Back in December, we reported that Volkswagen was putting the final touches on a deal to fix or buy back roughly 80,000 Audi, Porsche, and VW 3.0-liter diesels equipped with defeat devices that allowed them to cheat on U.S. emissions tests. The rumored pricetag was $1 billion.
Now, the deal has officially been presented to U.S. District Judge Charles Breyer in San Francisco, who's overseen the lion's share of Dieselgate settlements. The total cost to Volkswagen? A cool $1.2 billion.
The bulk of that sum--around $975 million--will be used to deal directly with the affected vehicles. Specifically, it will be used to repair some 58,000 Audi, Porsche, and VW 3.0-liter diesels from model-years 2013 to 2016, with the remainder spent on buybacks for 20,000 Audi and VW 3.0-liter diesels from 2009 to 2012.
The remaining $225 million will be dedicated to environmental remediation, as previously reported. It will be added to a $2.7 billion fund Volkswagen created for the same purpose when it settled a similar Dieselgate deal last summer involving 475,000 Audi and VW 2.0-liter diesels.
The 3.0-liter settlement affects the following makes and models:
- 2009-2012 Audi Q7
- 2009-2012 Volkswagen Touareg
- 2014-2016 Audi A6, A7, A8, A8L, Q5
- 2013-2015 Audi Q7
- 2013-2016 Porsche Cayenne Diesel
- 2013-2016 Volkswagen Touareg

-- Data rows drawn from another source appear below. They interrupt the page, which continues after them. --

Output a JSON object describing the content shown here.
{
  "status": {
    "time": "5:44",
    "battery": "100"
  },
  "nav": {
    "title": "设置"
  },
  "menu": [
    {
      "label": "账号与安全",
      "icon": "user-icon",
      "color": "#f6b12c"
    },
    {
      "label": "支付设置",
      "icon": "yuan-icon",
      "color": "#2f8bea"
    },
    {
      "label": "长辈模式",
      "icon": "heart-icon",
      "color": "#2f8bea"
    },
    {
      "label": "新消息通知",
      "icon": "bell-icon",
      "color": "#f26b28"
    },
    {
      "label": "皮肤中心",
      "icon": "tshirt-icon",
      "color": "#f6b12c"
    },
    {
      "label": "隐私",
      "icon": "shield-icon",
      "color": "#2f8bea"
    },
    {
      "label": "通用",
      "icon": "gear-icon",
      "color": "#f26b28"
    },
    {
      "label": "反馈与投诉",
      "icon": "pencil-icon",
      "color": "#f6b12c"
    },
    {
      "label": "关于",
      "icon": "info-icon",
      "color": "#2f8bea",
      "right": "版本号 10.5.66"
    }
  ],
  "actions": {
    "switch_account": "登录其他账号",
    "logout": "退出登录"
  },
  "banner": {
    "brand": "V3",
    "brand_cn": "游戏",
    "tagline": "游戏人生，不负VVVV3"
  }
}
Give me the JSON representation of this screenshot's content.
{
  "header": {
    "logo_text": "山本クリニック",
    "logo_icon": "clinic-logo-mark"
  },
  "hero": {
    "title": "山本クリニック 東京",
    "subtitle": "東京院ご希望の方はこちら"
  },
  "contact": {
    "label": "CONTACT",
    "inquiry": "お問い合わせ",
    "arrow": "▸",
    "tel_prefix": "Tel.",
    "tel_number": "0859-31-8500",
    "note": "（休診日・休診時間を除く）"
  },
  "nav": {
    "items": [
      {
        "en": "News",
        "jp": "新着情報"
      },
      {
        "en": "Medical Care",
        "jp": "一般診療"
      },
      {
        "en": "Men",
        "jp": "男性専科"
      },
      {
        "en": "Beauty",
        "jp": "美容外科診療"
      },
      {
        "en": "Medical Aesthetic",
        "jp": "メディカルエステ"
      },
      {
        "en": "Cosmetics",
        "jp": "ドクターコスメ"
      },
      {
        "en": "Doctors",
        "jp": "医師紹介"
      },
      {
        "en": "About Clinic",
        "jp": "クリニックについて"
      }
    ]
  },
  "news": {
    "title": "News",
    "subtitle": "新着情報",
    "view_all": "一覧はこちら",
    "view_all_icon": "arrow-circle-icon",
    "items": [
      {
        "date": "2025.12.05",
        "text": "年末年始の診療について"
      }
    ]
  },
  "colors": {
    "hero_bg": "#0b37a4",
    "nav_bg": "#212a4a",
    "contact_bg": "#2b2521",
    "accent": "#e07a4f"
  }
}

For a complete overview of the Volkswagen Dieselgate scandal, grab a very large cup of coffee and click here.
Note: for purposes of clarity, "Volkswagen" has been used to refer to the Volkswagen Group parent company, while "VW" has been used to refer to the company's popular mass-market brand of automobiles.